The answer to this question is not simple. I shot several pictures the day I received the camera to explore this. The camera was set to automatic and I used exposure compensation as appropriate.

 

All the files were imported into Lumen, and then exported as full-sized JPGs. I then used Adobe Bridge to visualize the pictures and obtain data on focal length, dimensions in pixels, and file size (MB). A total of 94 pictures were used in the analysis. Some of these pictures appear elsewhere on the site. The pictures appearing on the website were resized to 1333 x 1000 pixels and saved as JPGs (quality 8).

As the graphs show, the largest image and file sizes are seen at 28mm and the smallest at 150mm. However, the relationship is not linear!
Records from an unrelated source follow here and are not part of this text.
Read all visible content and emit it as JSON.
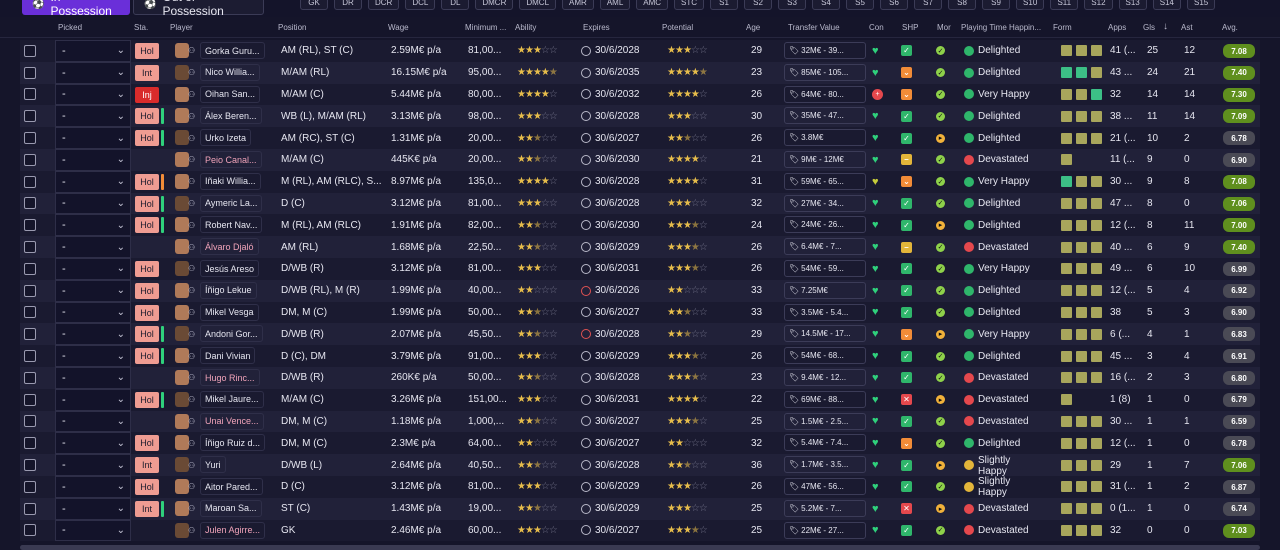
{
  "tabs": {
    "in_possession": "In Possession",
    "out_of_possession": "Out of Possession"
  },
  "positions": [
    "GK",
    "DR",
    "DCR",
    "DCL",
    "DL",
    "DMCR",
    "DMCL",
    "AMR",
    "AML",
    "AMC",
    "STC",
    "S1",
    "S2",
    "S3",
    "S4",
    "S5",
    "S6",
    "S7",
    "S8",
    "S9",
    "S10",
    "S11",
    "S12",
    "S13",
    "S14",
    "S15"
  ],
  "columns": {
    "picked": "Picked",
    "sta": "Sta.",
    "player": "Player",
    "position": "Position",
    "wage": "Wage",
    "minimum": "Minimum ...",
    "ability": "Ability",
    "expires": "Expires",
    "potential": "Potential",
    "age": "Age",
    "transfer_value": "Transfer Value",
    "con": "Con",
    "shp": "SHP",
    "mor": "Mor",
    "playing_time": "Playing Time Happin...",
    "form": "Form",
    "apps": "Apps",
    "gls": "Gls",
    "ast": "Ast",
    "avg": "Avg.",
    "sort_icon": "sort-down-arrow"
  },
  "colors": {
    "accent": "#6a2fd9",
    "green": "#2fd17c",
    "red": "#e5484d",
    "orange": "#f28c38",
    "star": "#e7bd4b",
    "form_green": "#3cbf86",
    "form_olive": "#a8a65c"
  },
  "rows": [
    {
      "picked": "-",
      "status": "Hol",
      "bar": "none",
      "name": "Gorka Guru...",
      "loan": false,
      "position": "AM (RL), ST (C)",
      "wage": "2.59M€ p/a",
      "minimum": "81,00...",
      "ability": 3,
      "expires": "30/6/2028",
      "exp_red": false,
      "potential": 3,
      "age": "29",
      "tv": "32M€ - 39...",
      "con": "green",
      "shp": "green",
      "mor": "green",
      "happy": "Delighted",
      "happy_color": "green",
      "form": [
        "o",
        "o",
        "o"
      ],
      "apps": "41 (...",
      "gls": "25",
      "ast": "12",
      "avg": "7.08",
      "avg_color": "green"
    },
    {
      "picked": "-",
      "status": "Int",
      "bar": "none",
      "name": "Nico Willia...",
      "loan": false,
      "position": "M/AM (RL)",
      "wage": "16.15M€ p/a",
      "minimum": "95,00...",
      "ability": 4.5,
      "expires": "30/6/2035",
      "exp_red": false,
      "potential": 4.5,
      "age": "23",
      "tv": "85M€ - 105...",
      "con": "green",
      "shp": "orange",
      "mor": "green",
      "happy": "Delighted",
      "happy_color": "green",
      "form": [
        "g",
        "g",
        "o"
      ],
      "apps": "43 ...",
      "gls": "24",
      "ast": "21",
      "avg": "7.40",
      "avg_color": "green"
    },
    {
      "picked": "-",
      "status": "Inj",
      "bar": "none",
      "name": "Oihan San...",
      "loan": false,
      "position": "M/AM (C)",
      "wage": "5.44M€ p/a",
      "minimum": "80,00...",
      "ability": 4,
      "expires": "30/6/2032",
      "exp_red": false,
      "potential": 4,
      "age": "26",
      "tv": "64M€ - 80...",
      "con": "redplus",
      "shp": "orange",
      "mor": "green",
      "happy": "Very Happy",
      "happy_color": "green",
      "form": [
        "o",
        "o",
        "g"
      ],
      "apps": "32",
      "gls": "14",
      "ast": "14",
      "avg": "7.30",
      "avg_color": "green"
    },
    {
      "picked": "-",
      "status": "Hol",
      "bar": "green",
      "name": "Álex Beren...",
      "loan": false,
      "position": "WB (L), M/AM (RL)",
      "wage": "3.13M€ p/a",
      "minimum": "98,00...",
      "ability": 3,
      "expires": "30/6/2028",
      "exp_red": false,
      "potential": 3,
      "age": "30",
      "tv": "35M€ - 47...",
      "con": "green",
      "shp": "green",
      "mor": "green",
      "happy": "Delighted",
      "happy_color": "green",
      "form": [
        "o",
        "o",
        "o"
      ],
      "apps": "38 ...",
      "gls": "11",
      "ast": "14",
      "avg": "7.09",
      "avg_color": "green"
    },
    {
      "picked": "-",
      "status": "Hol",
      "bar": "green",
      "name": "Urko Izeta",
      "loan": false,
      "position": "AM (RC), ST (C)",
      "wage": "1.31M€ p/a",
      "minimum": "20,00...",
      "ability": 2.5,
      "expires": "30/6/2027",
      "exp_red": false,
      "potential": 2.5,
      "age": "26",
      "tv": "3.8M€",
      "con": "green",
      "shp": "green",
      "mor": "orange",
      "happy": "Delighted",
      "happy_color": "green",
      "form": [
        "o",
        "o",
        "o"
      ],
      "apps": "21 (...",
      "gls": "10",
      "ast": "2",
      "avg": "6.78",
      "avg_color": "gray"
    },
    {
      "picked": "-",
      "status": "",
      "bar": "none",
      "name": "Peio Canal...",
      "loan": true,
      "position": "M/AM (C)",
      "wage": "445K€ p/a",
      "minimum": "20,00...",
      "ability": 2.5,
      "expires": "30/6/2030",
      "exp_red": false,
      "potential": 4,
      "age": "21",
      "tv": "9M€ - 12M€",
      "con": "green",
      "shp": "yellow",
      "mor": "green",
      "happy": "Devastated",
      "happy_color": "red",
      "form": [
        "o"
      ],
      "apps": "11 (...",
      "gls": "9",
      "ast": "0",
      "avg": "6.90",
      "avg_color": "gray"
    },
    {
      "picked": "-",
      "status": "Hol",
      "bar": "orange",
      "name": "Iñaki Willia...",
      "loan": false,
      "position": "M (RL), AM (RLC), S...",
      "wage": "8.97M€ p/a",
      "minimum": "135,0...",
      "ability": 4,
      "expires": "30/6/2028",
      "exp_red": false,
      "potential": 4,
      "age": "31",
      "tv": "59M€ - 65...",
      "con": "yellow",
      "shp": "orange",
      "mor": "green",
      "happy": "Very Happy",
      "happy_color": "green",
      "form": [
        "g",
        "o",
        "o"
      ],
      "apps": "30 ...",
      "gls": "9",
      "ast": "8",
      "avg": "7.08",
      "avg_color": "green"
    },
    {
      "picked": "-",
      "status": "Hol",
      "bar": "green",
      "name": "Aymeric La...",
      "loan": false,
      "position": "D (C)",
      "wage": "3.12M€ p/a",
      "minimum": "81,00...",
      "ability": 3,
      "expires": "30/6/2028",
      "exp_red": false,
      "potential": 3,
      "age": "32",
      "tv": "27M€ - 34...",
      "con": "green",
      "shp": "green",
      "mor": "green",
      "happy": "Delighted",
      "happy_color": "green",
      "form": [
        "o",
        "o",
        "o"
      ],
      "apps": "47 ...",
      "gls": "8",
      "ast": "0",
      "avg": "7.06",
      "avg_color": "green"
    },
    {
      "picked": "-",
      "status": "Hol",
      "bar": "green",
      "name": "Robert Nav...",
      "loan": false,
      "position": "M (RL), AM (RLC)",
      "wage": "1.91M€ p/a",
      "minimum": "82,00...",
      "ability": 2.5,
      "expires": "30/6/2030",
      "exp_red": false,
      "potential": 3.5,
      "age": "24",
      "tv": "24M€ - 26...",
      "con": "green",
      "shp": "green",
      "mor": "orange",
      "happy": "Delighted",
      "happy_color": "green",
      "form": [
        "o",
        "o",
        "o"
      ],
      "apps": "12 (...",
      "gls": "8",
      "ast": "11",
      "avg": "7.00",
      "avg_color": "green"
    },
    {
      "picked": "-",
      "status": "",
      "bar": "none",
      "name": "Álvaro Djaló",
      "loan": true,
      "position": "AM (RL)",
      "wage": "1.68M€ p/a",
      "minimum": "22,50...",
      "ability": 2.5,
      "expires": "30/6/2029",
      "exp_red": false,
      "potential": 3.5,
      "age": "26",
      "tv": "6.4M€ - 7...",
      "con": "green",
      "shp": "yellow",
      "mor": "green",
      "happy": "Devastated",
      "happy_color": "red",
      "form": [
        "o",
        "o",
        "o"
      ],
      "apps": "40 ...",
      "gls": "6",
      "ast": "9",
      "avg": "7.40",
      "avg_color": "green"
    },
    {
      "picked": "-",
      "status": "Hol",
      "bar": "none",
      "name": "Jesús Areso",
      "loan": false,
      "position": "D/WB (R)",
      "wage": "3.12M€ p/a",
      "minimum": "81,00...",
      "ability": 3,
      "expires": "30/6/2031",
      "exp_red": false,
      "potential": 3.5,
      "age": "26",
      "tv": "54M€ - 59...",
      "con": "green",
      "shp": "green",
      "mor": "green",
      "happy": "Very Happy",
      "happy_color": "green",
      "form": [
        "o",
        "o",
        "o"
      ],
      "apps": "49 ...",
      "gls": "6",
      "ast": "10",
      "avg": "6.99",
      "avg_color": "gray"
    },
    {
      "picked": "-",
      "status": "Hol",
      "bar": "none",
      "name": "Íñigo Lekue",
      "loan": false,
      "position": "D/WB (RL), M (R)",
      "wage": "1.99M€ p/a",
      "minimum": "40,00...",
      "ability": 2,
      "expires": "30/6/2026",
      "exp_red": true,
      "potential": 2,
      "age": "33",
      "tv": "7.25M€",
      "con": "green",
      "shp": "green",
      "mor": "green",
      "happy": "Delighted",
      "happy_color": "green",
      "form": [
        "o",
        "o",
        "o"
      ],
      "apps": "12 (...",
      "gls": "5",
      "ast": "4",
      "avg": "6.92",
      "avg_color": "gray"
    },
    {
      "picked": "-",
      "status": "Hol",
      "bar": "none",
      "name": "Mikel Vesga",
      "loan": false,
      "position": "DM, M (C)",
      "wage": "1.99M€ p/a",
      "minimum": "50,00...",
      "ability": 2.5,
      "expires": "30/6/2027",
      "exp_red": false,
      "potential": 2.5,
      "age": "33",
      "tv": "3.5M€ - 5.4...",
      "con": "green",
      "shp": "green",
      "mor": "green",
      "happy": "Delighted",
      "happy_color": "green",
      "form": [
        "o",
        "o",
        "o"
      ],
      "apps": "38",
      "gls": "5",
      "ast": "3",
      "avg": "6.90",
      "avg_color": "gray"
    },
    {
      "picked": "-",
      "status": "Hol",
      "bar": "green",
      "name": "Andoni Gor...",
      "loan": false,
      "position": "D/WB (R)",
      "wage": "2.07M€ p/a",
      "minimum": "45,50...",
      "ability": 2.5,
      "expires": "30/6/2028",
      "exp_red": true,
      "potential": 2.5,
      "age": "29",
      "tv": "14.5M€ - 17...",
      "con": "green",
      "shp": "orange",
      "mor": "orange",
      "happy": "Very Happy",
      "happy_color": "green",
      "form": [
        "o",
        "o",
        "o"
      ],
      "apps": "6 (...",
      "gls": "4",
      "ast": "1",
      "avg": "6.83",
      "avg_color": "gray"
    },
    {
      "picked": "-",
      "status": "Hol",
      "bar": "green",
      "name": "Dani Vivian",
      "loan": false,
      "position": "D (C), DM",
      "wage": "3.79M€ p/a",
      "minimum": "91,00...",
      "ability": 3,
      "expires": "30/6/2029",
      "exp_red": false,
      "potential": 3.5,
      "age": "26",
      "tv": "54M€ - 68...",
      "con": "green",
      "shp": "green",
      "mor": "green",
      "happy": "Delighted",
      "happy_color": "green",
      "form": [
        "o",
        "o",
        "o"
      ],
      "apps": "45 ...",
      "gls": "3",
      "ast": "4",
      "avg": "6.91",
      "avg_color": "gray"
    },
    {
      "picked": "-",
      "status": "",
      "bar": "none",
      "name": "Hugo Rinc...",
      "loan": true,
      "position": "D/WB (R)",
      "wage": "260K€ p/a",
      "minimum": "50,00...",
      "ability": 2.5,
      "expires": "30/6/2028",
      "exp_red": false,
      "potential": 3.5,
      "age": "23",
      "tv": "9.4M€ - 12...",
      "con": "green",
      "shp": "green",
      "mor": "green",
      "happy": "Devastated",
      "happy_color": "red",
      "form": [
        "o",
        "o",
        "o"
      ],
      "apps": "16 (...",
      "gls": "2",
      "ast": "3",
      "avg": "6.80",
      "avg_color": "gray"
    },
    {
      "picked": "-",
      "status": "Hol",
      "bar": "green",
      "name": "Mikel Jaure...",
      "loan": false,
      "position": "M/AM (C)",
      "wage": "3.26M€ p/a",
      "minimum": "151,00...",
      "ability": 3,
      "expires": "30/6/2031",
      "exp_red": false,
      "potential": 4,
      "age": "22",
      "tv": "69M€ - 88...",
      "con": "green",
      "shp": "redx",
      "mor": "orange",
      "happy": "Devastated",
      "happy_color": "red",
      "form": [
        "o"
      ],
      "apps": "1 (8)",
      "gls": "1",
      "ast": "0",
      "avg": "6.79",
      "avg_color": "gray"
    },
    {
      "picked": "-",
      "status": "",
      "bar": "none",
      "name": "Unai Vence...",
      "loan": true,
      "position": "DM, M (C)",
      "wage": "1.18M€ p/a",
      "minimum": "1,000,...",
      "ability": 2.5,
      "expires": "30/6/2027",
      "exp_red": false,
      "potential": 3.5,
      "age": "25",
      "tv": "1.5M€ - 2.5...",
      "con": "green",
      "shp": "green",
      "mor": "green",
      "happy": "Devastated",
      "happy_color": "red",
      "form": [
        "o",
        "o",
        "o"
      ],
      "apps": "30 ...",
      "gls": "1",
      "ast": "1",
      "avg": "6.59",
      "avg_color": "gray"
    },
    {
      "picked": "-",
      "status": "Hol",
      "bar": "none",
      "name": "Íñigo Ruiz d...",
      "loan": false,
      "position": "DM, M (C)",
      "wage": "2.3M€ p/a",
      "minimum": "64,00...",
      "ability": 2,
      "expires": "30/6/2027",
      "exp_red": false,
      "potential": 2,
      "age": "32",
      "tv": "5.4M€ - 7.4...",
      "con": "green",
      "shp": "orange",
      "mor": "green",
      "happy": "Delighted",
      "happy_color": "green",
      "form": [
        "o",
        "o",
        "o"
      ],
      "apps": "12 (...",
      "gls": "1",
      "ast": "0",
      "avg": "6.78",
      "avg_color": "gray"
    },
    {
      "picked": "-",
      "status": "Int",
      "bar": "none",
      "name": "Yuri",
      "loan": false,
      "position": "D/WB (L)",
      "wage": "2.64M€ p/a",
      "minimum": "40,50...",
      "ability": 2.5,
      "expires": "30/6/2028",
      "exp_red": false,
      "potential": 2.5,
      "age": "36",
      "tv": "1.7M€ - 3.5...",
      "con": "green",
      "shp": "green",
      "mor": "orange",
      "happy": "Slightly Happy",
      "happy_color": "yellow",
      "form": [
        "o",
        "o",
        "o"
      ],
      "apps": "29",
      "gls": "1",
      "ast": "7",
      "avg": "7.06",
      "avg_color": "green"
    },
    {
      "picked": "-",
      "status": "Hol",
      "bar": "none",
      "name": "Aitor Pared...",
      "loan": false,
      "position": "D (C)",
      "wage": "3.12M€ p/a",
      "minimum": "81,00...",
      "ability": 3,
      "expires": "30/6/2029",
      "exp_red": false,
      "potential": 3,
      "age": "26",
      "tv": "47M€ - 56...",
      "con": "green",
      "shp": "green",
      "mor": "green",
      "happy": "Slightly Happy",
      "happy_color": "yellow",
      "form": [
        "o",
        "o",
        "o"
      ],
      "apps": "31 (...",
      "gls": "1",
      "ast": "2",
      "avg": "6.87",
      "avg_color": "gray"
    },
    {
      "picked": "-",
      "status": "Int",
      "bar": "green",
      "name": "Maroan Sa...",
      "loan": false,
      "position": "ST (C)",
      "wage": "1.43M€ p/a",
      "minimum": "19,00...",
      "ability": 2.5,
      "expires": "30/6/2029",
      "exp_red": false,
      "potential": 3,
      "age": "25",
      "tv": "5.2M€ - 7...",
      "con": "green",
      "shp": "redx",
      "mor": "orange",
      "happy": "Devastated",
      "happy_color": "red",
      "form": [
        "o",
        "o",
        "o"
      ],
      "apps": "0 (1...",
      "gls": "1",
      "ast": "0",
      "avg": "6.74",
      "avg_color": "gray"
    },
    {
      "picked": "-",
      "status": "",
      "bar": "none",
      "name": "Julen Agirre...",
      "loan": true,
      "position": "GK",
      "wage": "2.46M€ p/a",
      "minimum": "60,00...",
      "ability": 3,
      "expires": "30/6/2027",
      "exp_red": false,
      "potential": 3.5,
      "age": "25",
      "tv": "22M€ - 27...",
      "con": "green",
      "shp": "green",
      "mor": "green",
      "happy": "Devastated",
      "happy_color": "red",
      "form": [
        "o",
        "o",
        "o"
      ],
      "apps": "32",
      "gls": "0",
      "ast": "0",
      "avg": "7.03",
      "avg_color": "green"
    }
  ]
}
The size drops in a near-linear fashion by approximately 85% as focal length increases from 28mm to about 70mm. Just above 70mm, there is an almost 5-fold increase in size. This drops by approximately 75% as the focal length increases to 150mm.

Without detracting from the technology and the incredible image quality of the L16, effectively, the sensor size reduces as the focal length increases in a bimodal fashion. I would call it "cropping in style"! See here for Light's own explanation: support.light.co/l16-photography/l16-tech-part-3. 

My guess is that the 28mm photos are a composite of pictures shot by 6 modules of 150mm (or a combination of 150mm and 70mm). At the other extreme, a 150mm photo is shot by a single 150mm module. The 70mm photo must be a single picture taken by a 70mm module. It should be possible to change that to a composite of 150mm modules - and increase the resolution.

On a DSLR, zooming does not change the resolution in pixel terms. With the L16 it does. In that sense, the L16 cannot replace a DSLR!

How many megapixels does the L16 really have?

© 2017 Jayesh Mehta. All rights reserved.